● **EXERCISE PROMPT**: Show all lines from the listing below that contain "image".

● **AVAILABLE RECORDS**:
+ + + + +
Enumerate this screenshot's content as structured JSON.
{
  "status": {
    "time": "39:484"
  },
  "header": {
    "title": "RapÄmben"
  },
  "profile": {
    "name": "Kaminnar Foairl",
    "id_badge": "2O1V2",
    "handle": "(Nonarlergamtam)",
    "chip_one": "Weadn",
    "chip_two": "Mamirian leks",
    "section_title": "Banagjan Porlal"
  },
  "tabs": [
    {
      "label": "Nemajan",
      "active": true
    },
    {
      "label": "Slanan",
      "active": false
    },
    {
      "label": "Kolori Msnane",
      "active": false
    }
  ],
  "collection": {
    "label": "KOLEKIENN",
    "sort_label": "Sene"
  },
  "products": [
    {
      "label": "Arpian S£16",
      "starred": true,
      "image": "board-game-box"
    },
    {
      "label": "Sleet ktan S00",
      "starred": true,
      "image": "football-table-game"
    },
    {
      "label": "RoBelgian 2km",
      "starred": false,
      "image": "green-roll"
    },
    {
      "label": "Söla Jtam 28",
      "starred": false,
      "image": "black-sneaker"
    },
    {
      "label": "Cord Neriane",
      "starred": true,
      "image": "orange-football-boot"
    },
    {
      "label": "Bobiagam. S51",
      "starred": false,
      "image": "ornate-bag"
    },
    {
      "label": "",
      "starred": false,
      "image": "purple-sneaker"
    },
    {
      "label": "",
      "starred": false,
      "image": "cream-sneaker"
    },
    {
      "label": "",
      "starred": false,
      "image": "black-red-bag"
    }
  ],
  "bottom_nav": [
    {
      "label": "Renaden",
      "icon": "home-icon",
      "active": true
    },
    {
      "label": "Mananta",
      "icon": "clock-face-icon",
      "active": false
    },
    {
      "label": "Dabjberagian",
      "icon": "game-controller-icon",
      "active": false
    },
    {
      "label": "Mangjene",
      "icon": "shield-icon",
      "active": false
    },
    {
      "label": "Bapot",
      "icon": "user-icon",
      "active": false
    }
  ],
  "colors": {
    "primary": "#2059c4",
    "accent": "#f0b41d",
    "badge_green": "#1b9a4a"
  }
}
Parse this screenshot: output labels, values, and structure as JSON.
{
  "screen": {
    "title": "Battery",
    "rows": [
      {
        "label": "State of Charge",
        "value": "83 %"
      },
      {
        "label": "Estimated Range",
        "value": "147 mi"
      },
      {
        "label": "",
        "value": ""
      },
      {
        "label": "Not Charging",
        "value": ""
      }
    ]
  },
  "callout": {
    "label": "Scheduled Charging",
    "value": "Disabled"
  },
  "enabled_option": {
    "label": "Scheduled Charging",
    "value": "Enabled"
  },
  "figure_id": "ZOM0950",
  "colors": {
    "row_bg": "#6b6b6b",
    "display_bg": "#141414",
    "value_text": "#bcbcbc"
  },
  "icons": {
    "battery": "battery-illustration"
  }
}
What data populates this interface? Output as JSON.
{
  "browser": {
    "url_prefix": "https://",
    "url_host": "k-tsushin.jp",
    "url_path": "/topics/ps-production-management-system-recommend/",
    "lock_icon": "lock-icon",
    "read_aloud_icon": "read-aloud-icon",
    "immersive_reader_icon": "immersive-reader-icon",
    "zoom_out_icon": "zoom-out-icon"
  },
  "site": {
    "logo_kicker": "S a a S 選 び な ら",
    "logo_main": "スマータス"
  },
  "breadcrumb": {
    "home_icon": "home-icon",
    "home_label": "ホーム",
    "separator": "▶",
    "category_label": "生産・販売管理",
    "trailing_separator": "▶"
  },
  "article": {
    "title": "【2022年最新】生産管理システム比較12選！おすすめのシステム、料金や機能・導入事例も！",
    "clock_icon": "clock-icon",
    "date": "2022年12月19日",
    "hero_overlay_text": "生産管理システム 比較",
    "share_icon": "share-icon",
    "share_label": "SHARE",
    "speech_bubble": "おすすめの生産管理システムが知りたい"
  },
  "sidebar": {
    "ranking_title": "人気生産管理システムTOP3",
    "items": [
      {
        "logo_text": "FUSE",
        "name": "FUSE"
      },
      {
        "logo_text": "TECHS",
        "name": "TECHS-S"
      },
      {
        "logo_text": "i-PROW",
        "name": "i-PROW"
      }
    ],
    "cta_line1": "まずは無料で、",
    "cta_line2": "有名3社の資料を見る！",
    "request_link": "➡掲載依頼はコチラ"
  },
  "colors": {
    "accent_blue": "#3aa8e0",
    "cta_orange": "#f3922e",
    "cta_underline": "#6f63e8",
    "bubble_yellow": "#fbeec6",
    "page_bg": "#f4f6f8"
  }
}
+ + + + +
● **EXERCISE ANSWER**:
      "image": "board-game-box"
      "image": "football-table-game"
      "image": "green-roll"
      "image": "black-sneaker"
      "image": "orange-football-boot"
      "image": "ornate-bag"
      "image": "purple-sneaker"
      "image": "cream-sneaker"
      "image": "black-red-bag"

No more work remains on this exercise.